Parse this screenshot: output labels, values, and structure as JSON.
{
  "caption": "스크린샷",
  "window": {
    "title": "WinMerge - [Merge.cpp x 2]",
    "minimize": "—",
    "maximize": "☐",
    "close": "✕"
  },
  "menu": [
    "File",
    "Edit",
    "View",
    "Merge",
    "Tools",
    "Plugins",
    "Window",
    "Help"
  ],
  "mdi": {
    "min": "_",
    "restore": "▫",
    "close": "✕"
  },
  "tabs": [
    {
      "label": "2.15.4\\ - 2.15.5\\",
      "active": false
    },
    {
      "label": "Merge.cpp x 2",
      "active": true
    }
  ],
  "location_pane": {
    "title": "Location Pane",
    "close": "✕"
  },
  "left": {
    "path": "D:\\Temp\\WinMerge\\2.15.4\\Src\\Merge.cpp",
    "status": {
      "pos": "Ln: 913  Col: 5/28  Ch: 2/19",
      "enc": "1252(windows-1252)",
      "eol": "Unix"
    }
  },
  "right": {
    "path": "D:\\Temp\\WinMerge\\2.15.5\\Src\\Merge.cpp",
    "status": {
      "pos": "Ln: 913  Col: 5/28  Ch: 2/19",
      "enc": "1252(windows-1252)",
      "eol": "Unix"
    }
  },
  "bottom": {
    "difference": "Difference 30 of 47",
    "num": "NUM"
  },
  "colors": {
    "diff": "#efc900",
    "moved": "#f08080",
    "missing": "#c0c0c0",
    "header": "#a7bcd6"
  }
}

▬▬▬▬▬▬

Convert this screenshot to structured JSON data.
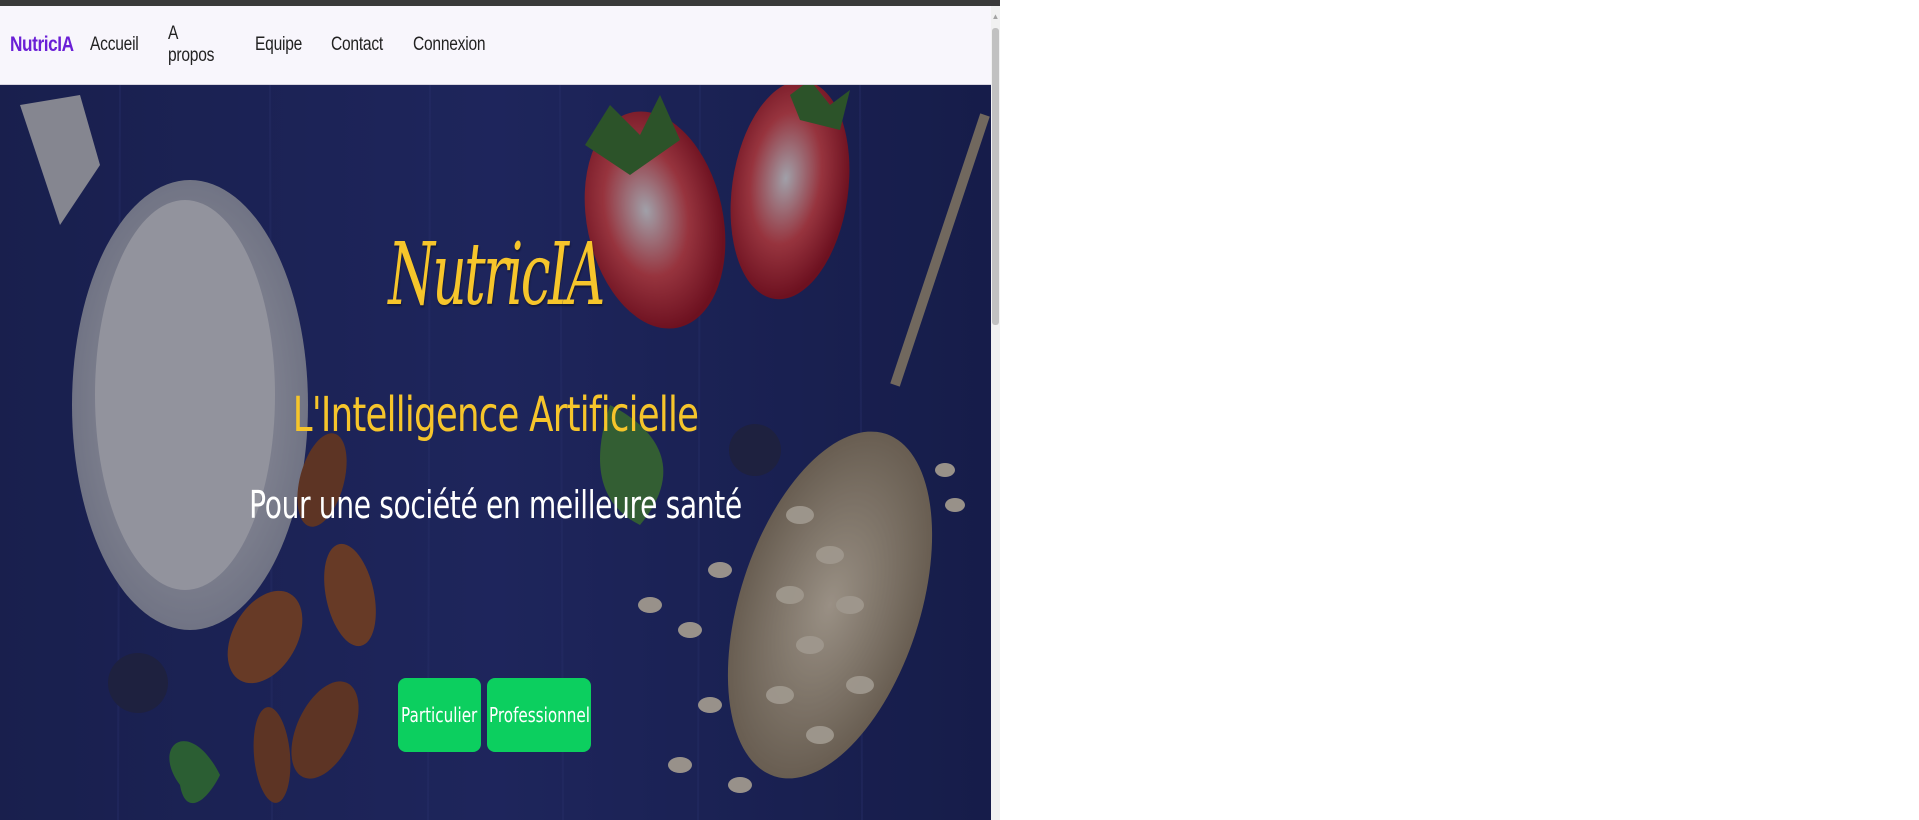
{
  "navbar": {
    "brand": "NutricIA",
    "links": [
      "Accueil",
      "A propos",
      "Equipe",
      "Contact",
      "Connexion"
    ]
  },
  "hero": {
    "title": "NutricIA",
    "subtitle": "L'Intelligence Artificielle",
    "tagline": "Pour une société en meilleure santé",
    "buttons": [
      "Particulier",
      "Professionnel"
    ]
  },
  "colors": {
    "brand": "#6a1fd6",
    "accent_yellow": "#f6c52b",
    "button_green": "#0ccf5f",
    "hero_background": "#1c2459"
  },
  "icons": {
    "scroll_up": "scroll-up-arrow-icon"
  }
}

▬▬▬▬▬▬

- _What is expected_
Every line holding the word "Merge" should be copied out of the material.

- _Exercise output_
    "title": "WinMerge - [Merge.cpp x 2]",
    "Merge",
      "label": "Merge.cpp x 2",
    "path": "D:\\Temp\\WinMerge\\2.15.4\\Src\\Merge.cpp",
    "path": "D:\\Temp\\WinMerge\\2.15.5\\Src\\Merge.cpp",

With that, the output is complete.